In a grandiose display of the very ignorance he therein denounced, President Obama gave an address to the United Nations General Assembly this morning. I don’t even know where to begin when deconstructing his remarks, which total nine single spaced typed pages and skip to and fro among an impressive collection of liberal talking points. My favorite moment came when he announced, “We have banned those who abuse human rights from traveling to our country,” with Mahmoud Ahmedinejad in the room. Indeed, close examination of his platitudes reveals the president’s inconsistent message and his tenuous grip on reality.

His fondness for global government took center stage. Quoting the UN charter, he credited it for averting a third World War, and for the advancement of peace and security—despite the Security Council’s historic deadlock during Cold War times which prevented any significant votes from taking place.

By Obama’s own admission, we took action in Libya on the basis of UN Security Council approval, and he reaffirmed the supposed legitimacy of our involvement in his speech. He said,

And when they were threatened by the kind of mass atrocity that often went unchallenged in the last century, the United Nations lived up to its charter. The Security Council authorized all necessary measures to prevent a massacre.  The Arab League called for this effort, and Arab nations joined a NATO-led coalition that halted Qadhafi’s forces in their tracks.

He views the United Nations, and other trans-governmental organizations, as real sources of governing authority with the power to condone the use of the lives and money of sovereign states’ citizens. Our own United States Congress had no say in our entrance into the Libyan conflict, but the UN gave us the green light, and so we went.

He later calls for the UN Security Council to start solving the Syrian conflict: “But for the sake of Syria – and the peace and security of the world – we must speak with one voice. There is no excuse for inaction. Now is the time for the United Nations Security Council to sanction the Syrian regime, and to stand with the Syrian people.” He sets a clear precedent in his speech for the international community’s involvement in the internal conflicts of sovereign states. He believes the UN exists to solve these problems.

Unless, of course, that’s the Israeli/Palestinian conflict. There, “the deadlock will only be broken when each side learns to stand in each other’s shoes.”

Sure, Mr. President. Why don’t we ask a terrorist organization to take a walk in the shoes of the people they have sworn to kill. Hey, since you’re so fond of quoting charters, how about we quote that of Hamas, the governing power in Palestine: “Hamas is one of the links in the Chain of Jihad in the confrontation with the Zionist invasion.” This is why they cannot achieve that “lasting peace” you mentioned four or five times today—because Hamas doesn’t want it. Unless peace involves the eradication of the Jewish people. Then they’re willing to give it a try.

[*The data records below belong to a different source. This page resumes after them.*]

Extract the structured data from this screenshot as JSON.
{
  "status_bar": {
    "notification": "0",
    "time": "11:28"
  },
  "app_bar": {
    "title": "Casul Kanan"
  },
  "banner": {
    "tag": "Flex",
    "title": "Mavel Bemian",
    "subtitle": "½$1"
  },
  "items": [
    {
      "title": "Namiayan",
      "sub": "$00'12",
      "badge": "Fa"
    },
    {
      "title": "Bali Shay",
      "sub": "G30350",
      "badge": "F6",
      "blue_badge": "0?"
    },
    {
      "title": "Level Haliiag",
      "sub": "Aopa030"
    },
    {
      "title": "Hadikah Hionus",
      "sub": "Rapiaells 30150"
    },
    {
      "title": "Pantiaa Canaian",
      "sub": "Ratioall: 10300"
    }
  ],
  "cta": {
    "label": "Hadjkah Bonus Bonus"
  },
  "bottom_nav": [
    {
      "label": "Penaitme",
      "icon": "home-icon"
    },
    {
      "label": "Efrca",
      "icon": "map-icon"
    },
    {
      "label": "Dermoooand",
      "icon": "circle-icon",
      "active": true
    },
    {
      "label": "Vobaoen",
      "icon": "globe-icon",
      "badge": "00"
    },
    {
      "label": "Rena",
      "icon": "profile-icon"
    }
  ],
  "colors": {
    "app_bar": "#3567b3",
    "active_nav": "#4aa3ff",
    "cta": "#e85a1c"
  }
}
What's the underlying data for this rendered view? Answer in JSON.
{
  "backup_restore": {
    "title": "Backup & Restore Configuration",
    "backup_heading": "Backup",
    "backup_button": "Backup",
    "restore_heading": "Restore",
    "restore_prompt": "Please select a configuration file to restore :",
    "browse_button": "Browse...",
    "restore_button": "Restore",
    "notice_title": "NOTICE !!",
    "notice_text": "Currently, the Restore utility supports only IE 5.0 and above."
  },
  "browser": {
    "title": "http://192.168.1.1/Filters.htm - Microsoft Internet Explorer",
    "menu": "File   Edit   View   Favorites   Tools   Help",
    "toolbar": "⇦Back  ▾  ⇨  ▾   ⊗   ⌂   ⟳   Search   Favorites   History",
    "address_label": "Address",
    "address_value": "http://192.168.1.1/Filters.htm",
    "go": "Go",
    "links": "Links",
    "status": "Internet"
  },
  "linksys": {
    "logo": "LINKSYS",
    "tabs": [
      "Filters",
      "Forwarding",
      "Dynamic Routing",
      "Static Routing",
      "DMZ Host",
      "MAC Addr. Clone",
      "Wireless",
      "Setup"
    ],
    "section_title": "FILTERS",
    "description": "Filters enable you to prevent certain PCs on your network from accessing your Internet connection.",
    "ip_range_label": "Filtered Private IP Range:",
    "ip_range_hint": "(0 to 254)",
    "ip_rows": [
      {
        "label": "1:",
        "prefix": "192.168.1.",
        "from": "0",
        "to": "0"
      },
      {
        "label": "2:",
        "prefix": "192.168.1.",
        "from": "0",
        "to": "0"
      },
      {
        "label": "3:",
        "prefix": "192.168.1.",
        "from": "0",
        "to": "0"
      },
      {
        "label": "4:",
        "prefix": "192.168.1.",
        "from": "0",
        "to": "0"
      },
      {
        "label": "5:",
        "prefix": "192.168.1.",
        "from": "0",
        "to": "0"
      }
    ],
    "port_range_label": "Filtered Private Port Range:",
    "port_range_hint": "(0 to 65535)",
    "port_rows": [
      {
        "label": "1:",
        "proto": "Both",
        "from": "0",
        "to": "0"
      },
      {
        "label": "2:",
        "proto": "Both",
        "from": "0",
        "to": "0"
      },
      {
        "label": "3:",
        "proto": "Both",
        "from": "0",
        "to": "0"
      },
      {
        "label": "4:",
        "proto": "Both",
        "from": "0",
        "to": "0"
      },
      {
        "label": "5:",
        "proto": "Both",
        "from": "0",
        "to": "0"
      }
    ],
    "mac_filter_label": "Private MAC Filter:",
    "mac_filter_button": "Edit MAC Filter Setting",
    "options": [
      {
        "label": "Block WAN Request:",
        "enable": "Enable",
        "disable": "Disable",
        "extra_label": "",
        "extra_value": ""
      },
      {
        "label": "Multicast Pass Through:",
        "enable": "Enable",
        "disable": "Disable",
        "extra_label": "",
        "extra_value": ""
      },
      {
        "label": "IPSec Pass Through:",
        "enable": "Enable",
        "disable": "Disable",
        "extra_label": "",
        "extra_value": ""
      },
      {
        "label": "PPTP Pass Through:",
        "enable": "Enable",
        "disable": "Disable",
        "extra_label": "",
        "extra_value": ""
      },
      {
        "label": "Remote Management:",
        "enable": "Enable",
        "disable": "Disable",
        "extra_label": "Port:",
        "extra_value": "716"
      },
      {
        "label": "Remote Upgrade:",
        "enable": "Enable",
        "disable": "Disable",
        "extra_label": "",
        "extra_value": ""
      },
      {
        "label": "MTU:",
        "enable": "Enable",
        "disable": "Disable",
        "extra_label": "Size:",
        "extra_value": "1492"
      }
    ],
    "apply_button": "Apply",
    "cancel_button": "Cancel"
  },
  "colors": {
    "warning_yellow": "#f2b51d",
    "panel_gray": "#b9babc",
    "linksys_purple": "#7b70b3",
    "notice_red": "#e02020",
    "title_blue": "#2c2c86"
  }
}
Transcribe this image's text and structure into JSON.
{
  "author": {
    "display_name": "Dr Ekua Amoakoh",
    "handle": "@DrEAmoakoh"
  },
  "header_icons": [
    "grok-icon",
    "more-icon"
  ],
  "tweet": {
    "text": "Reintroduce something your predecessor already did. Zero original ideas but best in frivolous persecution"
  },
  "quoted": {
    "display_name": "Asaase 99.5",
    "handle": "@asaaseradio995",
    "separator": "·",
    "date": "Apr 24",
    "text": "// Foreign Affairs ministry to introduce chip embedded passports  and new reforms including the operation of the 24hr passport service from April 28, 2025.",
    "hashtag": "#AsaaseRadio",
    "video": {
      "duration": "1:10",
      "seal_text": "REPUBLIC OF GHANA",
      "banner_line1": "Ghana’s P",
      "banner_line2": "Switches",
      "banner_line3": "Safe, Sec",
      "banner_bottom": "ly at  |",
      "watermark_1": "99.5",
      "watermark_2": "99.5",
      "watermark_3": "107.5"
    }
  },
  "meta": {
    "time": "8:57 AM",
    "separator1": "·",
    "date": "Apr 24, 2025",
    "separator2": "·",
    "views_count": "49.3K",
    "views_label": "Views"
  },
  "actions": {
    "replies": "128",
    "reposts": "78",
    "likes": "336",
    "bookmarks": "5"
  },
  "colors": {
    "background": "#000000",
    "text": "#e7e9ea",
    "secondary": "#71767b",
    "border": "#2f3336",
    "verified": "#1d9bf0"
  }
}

He made constant reference to the necessity for compromise, and the legitimacy of both sides’ aspirations (one would hope the elimination of the Jews does not fall into this category). But Obama wastes his words on pipedreams of shared perspectives, because they already have one: Jerusalem. Palestine will not be content with a state that does not include the city, and Israel will obviously never relinquish it. Until someone steps forward and affirms Israel’s sovereign right to that city,

But Obama wouldn’t do it. He didn’t draw a hard line anywhere in his speech. He didn’t say anything that the UN would find repugnant or controversial. He betrayed the US’s interests and allies with a cotton candy speech designed to fill quote books of clichés (“Peace is hard?” Right.), and win the international popularity contest. Which, by the way, failed, as footage depicted Palestinians burning the American flag hours after the president’s address.

Obama talks like he wants to succeed Ban Ki Moon and play like he’s king of the world when he’s done as POTUS. I don’t doubt that’s his goal. He sees the world through Rockwellian glasses, in which “freedom from want” is a legitimate human right, and we don’t ever have to put our foot down and tell Palestine that it cannot negotiate for itself someone else’s land.

Sure, Mr. President. Peace is hard. But moral relativism comes way too easily to you.

Column by Kate Hicks